=== TASK ===
I'd like every line from the material below that has "value" in it.

_ _ _ _

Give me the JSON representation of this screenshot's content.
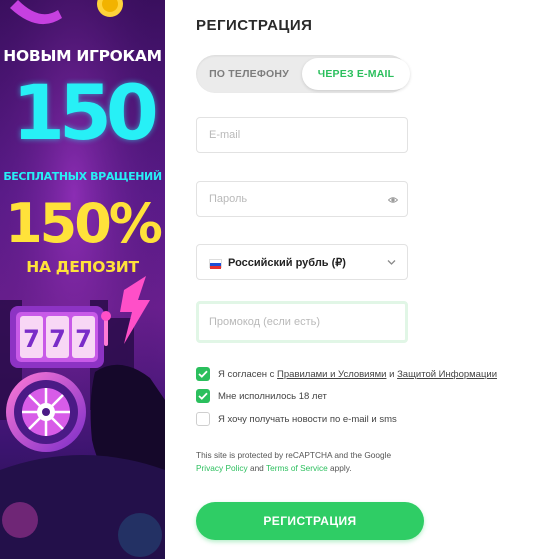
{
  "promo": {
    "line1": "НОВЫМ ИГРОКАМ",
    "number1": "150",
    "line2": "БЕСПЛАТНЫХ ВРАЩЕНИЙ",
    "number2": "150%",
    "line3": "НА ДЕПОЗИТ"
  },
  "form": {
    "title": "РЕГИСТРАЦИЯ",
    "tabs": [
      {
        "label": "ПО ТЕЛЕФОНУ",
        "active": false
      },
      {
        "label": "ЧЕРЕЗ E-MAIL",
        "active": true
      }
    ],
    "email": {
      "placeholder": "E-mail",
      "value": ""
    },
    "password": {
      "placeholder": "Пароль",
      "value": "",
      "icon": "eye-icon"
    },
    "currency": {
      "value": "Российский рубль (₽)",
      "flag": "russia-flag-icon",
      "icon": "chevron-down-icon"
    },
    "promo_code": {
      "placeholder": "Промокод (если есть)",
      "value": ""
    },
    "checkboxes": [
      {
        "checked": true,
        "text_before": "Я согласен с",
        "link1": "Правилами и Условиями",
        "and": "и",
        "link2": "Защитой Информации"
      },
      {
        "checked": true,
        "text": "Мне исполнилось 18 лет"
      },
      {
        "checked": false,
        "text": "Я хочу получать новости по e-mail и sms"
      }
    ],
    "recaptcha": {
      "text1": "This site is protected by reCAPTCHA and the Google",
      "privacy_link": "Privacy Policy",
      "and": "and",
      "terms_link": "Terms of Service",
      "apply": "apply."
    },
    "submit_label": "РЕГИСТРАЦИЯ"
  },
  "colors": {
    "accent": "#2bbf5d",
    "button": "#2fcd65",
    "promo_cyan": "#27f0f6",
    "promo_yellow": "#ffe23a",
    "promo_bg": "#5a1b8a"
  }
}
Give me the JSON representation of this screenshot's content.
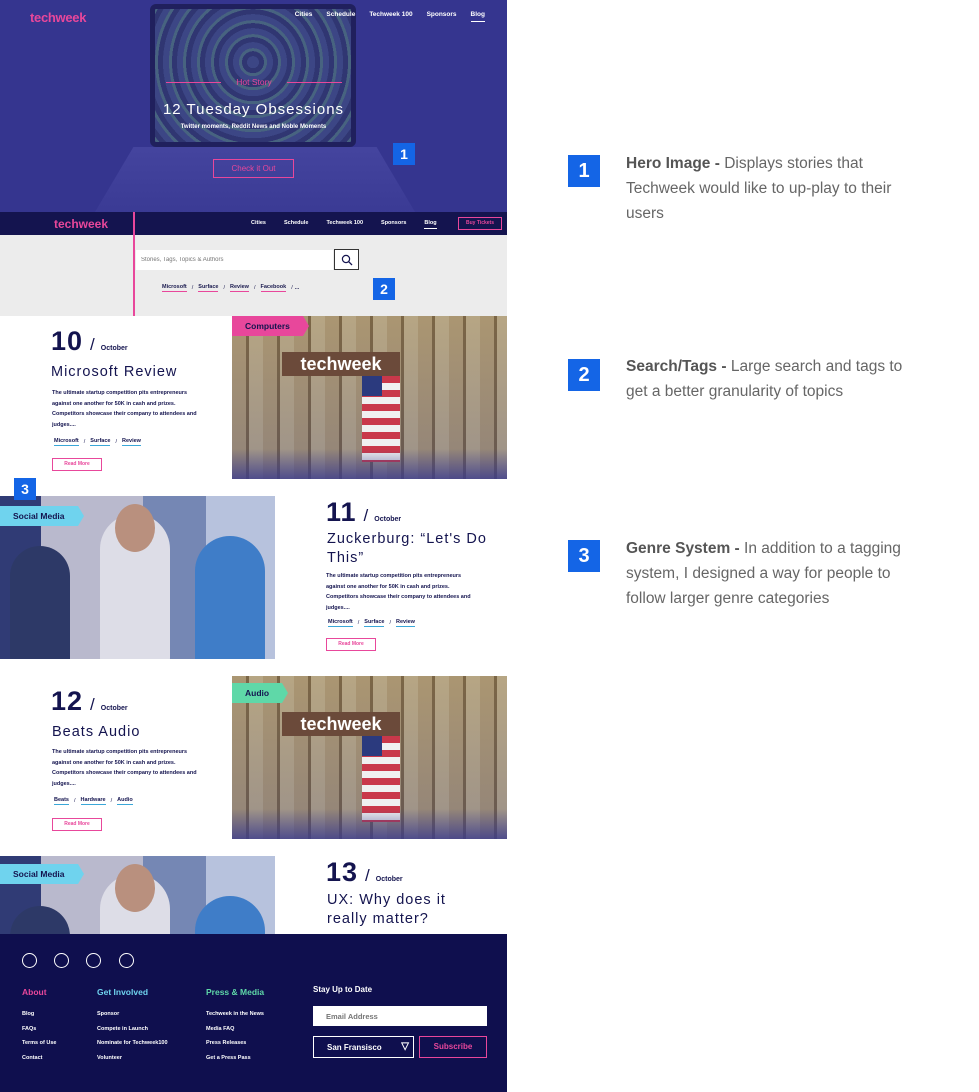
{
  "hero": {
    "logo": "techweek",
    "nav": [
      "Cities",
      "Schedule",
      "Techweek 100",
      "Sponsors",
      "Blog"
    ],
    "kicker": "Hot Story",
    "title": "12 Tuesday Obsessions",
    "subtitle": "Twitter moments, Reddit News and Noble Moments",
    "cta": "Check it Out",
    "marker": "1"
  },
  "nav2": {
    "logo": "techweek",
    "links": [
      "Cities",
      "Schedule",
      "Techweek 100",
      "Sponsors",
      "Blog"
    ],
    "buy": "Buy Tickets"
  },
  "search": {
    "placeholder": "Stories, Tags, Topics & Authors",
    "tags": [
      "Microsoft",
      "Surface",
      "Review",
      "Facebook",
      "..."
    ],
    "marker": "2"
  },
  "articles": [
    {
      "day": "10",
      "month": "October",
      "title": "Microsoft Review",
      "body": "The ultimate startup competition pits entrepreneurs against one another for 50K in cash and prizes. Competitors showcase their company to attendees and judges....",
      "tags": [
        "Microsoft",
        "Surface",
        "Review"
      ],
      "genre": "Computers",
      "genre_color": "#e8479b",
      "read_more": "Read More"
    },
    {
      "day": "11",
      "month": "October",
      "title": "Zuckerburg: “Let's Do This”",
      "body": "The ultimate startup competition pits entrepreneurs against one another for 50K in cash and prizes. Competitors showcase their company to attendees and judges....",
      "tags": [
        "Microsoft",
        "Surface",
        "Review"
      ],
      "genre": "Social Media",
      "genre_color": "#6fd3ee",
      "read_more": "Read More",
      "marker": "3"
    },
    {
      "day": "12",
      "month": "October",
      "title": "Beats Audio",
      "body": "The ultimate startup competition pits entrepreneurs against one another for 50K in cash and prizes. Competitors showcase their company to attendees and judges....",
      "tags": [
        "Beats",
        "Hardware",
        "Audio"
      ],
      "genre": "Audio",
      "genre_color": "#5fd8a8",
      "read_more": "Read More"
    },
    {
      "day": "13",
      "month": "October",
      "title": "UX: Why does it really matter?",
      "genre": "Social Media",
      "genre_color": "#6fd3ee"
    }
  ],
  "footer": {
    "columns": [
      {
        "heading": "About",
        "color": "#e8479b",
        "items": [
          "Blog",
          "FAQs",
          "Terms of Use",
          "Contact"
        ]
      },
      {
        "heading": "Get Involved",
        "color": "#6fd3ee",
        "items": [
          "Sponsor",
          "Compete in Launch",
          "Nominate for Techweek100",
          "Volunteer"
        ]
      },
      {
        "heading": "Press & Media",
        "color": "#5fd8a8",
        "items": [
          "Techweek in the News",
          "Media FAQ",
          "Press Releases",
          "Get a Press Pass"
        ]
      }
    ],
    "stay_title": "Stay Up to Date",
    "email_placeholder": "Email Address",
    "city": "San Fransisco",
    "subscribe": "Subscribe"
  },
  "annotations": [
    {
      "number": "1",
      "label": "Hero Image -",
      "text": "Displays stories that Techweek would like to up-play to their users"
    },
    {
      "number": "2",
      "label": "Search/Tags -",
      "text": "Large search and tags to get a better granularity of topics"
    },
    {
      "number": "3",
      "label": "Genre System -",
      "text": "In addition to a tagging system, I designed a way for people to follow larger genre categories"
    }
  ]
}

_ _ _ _

=== THE COMPLETED TASK ===
      "value": ""
      "value": "",
      "value": "Российский рубль (₽)",
      "value": ""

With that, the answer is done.